> **Work required**: Report how many lines in the following entries contain "index". Nothing else should be given.

========

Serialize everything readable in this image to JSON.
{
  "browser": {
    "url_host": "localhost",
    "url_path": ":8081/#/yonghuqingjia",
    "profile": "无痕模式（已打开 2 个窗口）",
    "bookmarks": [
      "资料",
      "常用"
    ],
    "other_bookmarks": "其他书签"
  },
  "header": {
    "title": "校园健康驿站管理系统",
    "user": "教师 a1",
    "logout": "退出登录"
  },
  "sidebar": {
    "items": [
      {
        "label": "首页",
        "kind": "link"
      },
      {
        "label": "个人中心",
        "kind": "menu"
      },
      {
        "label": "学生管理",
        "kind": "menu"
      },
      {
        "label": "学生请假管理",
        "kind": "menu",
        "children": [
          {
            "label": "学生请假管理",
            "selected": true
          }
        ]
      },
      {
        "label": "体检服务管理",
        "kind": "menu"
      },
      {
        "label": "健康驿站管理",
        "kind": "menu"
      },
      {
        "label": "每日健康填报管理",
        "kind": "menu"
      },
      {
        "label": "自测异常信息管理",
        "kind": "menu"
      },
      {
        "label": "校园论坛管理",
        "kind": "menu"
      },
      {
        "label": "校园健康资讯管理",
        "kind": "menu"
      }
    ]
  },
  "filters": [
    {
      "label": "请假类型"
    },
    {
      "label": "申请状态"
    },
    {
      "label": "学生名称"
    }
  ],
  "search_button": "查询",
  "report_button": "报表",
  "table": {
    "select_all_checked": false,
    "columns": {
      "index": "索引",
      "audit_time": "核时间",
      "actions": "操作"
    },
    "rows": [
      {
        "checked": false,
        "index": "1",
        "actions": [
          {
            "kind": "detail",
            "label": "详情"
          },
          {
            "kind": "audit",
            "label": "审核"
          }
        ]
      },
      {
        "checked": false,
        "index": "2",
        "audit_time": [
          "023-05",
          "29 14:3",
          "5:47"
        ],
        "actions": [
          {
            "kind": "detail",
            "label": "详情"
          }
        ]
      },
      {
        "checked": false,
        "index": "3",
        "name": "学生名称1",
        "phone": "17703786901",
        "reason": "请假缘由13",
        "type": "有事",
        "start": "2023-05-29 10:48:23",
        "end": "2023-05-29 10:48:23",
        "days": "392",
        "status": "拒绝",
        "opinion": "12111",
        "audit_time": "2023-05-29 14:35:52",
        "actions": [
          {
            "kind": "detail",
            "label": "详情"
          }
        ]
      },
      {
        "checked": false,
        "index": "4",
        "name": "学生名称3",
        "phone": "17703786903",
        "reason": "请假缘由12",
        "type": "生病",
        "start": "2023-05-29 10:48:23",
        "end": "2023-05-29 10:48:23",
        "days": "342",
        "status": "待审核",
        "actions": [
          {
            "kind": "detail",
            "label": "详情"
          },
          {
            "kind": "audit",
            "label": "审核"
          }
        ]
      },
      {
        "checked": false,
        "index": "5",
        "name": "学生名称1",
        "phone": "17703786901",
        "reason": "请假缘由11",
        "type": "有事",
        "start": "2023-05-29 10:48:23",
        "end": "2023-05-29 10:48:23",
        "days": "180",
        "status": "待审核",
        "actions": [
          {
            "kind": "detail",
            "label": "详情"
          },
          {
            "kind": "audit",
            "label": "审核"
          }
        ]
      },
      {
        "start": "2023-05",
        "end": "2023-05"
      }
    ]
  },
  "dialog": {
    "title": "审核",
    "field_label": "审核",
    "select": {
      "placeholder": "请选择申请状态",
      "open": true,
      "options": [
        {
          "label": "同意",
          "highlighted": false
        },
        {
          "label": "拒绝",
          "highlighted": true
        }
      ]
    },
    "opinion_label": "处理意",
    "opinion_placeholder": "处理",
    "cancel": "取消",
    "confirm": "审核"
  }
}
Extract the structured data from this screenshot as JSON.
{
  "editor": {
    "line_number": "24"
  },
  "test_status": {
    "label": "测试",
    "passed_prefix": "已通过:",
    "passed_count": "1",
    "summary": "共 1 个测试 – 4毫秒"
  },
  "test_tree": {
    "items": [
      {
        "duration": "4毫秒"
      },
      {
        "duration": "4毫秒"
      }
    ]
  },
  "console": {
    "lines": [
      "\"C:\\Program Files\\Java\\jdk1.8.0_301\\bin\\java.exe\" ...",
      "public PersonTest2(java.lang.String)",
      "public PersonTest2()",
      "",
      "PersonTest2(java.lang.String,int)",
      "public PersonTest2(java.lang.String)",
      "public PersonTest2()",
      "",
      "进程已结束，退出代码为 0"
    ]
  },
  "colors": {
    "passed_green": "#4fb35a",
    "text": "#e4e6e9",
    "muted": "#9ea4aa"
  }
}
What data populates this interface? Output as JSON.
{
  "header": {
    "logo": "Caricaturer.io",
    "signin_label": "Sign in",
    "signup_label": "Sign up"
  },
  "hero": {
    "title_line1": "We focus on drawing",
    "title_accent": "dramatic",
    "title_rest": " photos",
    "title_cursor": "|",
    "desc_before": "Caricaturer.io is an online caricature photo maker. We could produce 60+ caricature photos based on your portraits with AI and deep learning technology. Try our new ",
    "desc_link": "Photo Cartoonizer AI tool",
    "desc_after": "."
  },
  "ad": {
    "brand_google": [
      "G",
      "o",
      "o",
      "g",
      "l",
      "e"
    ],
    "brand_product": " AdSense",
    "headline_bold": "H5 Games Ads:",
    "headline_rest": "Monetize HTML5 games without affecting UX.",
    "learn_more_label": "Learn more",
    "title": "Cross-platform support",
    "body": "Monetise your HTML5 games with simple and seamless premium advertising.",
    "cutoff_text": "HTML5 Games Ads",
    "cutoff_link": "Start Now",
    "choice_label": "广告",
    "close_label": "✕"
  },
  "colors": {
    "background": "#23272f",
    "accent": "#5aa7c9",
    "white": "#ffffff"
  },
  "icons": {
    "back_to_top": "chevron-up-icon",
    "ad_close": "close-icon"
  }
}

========

> **The completed task**: 6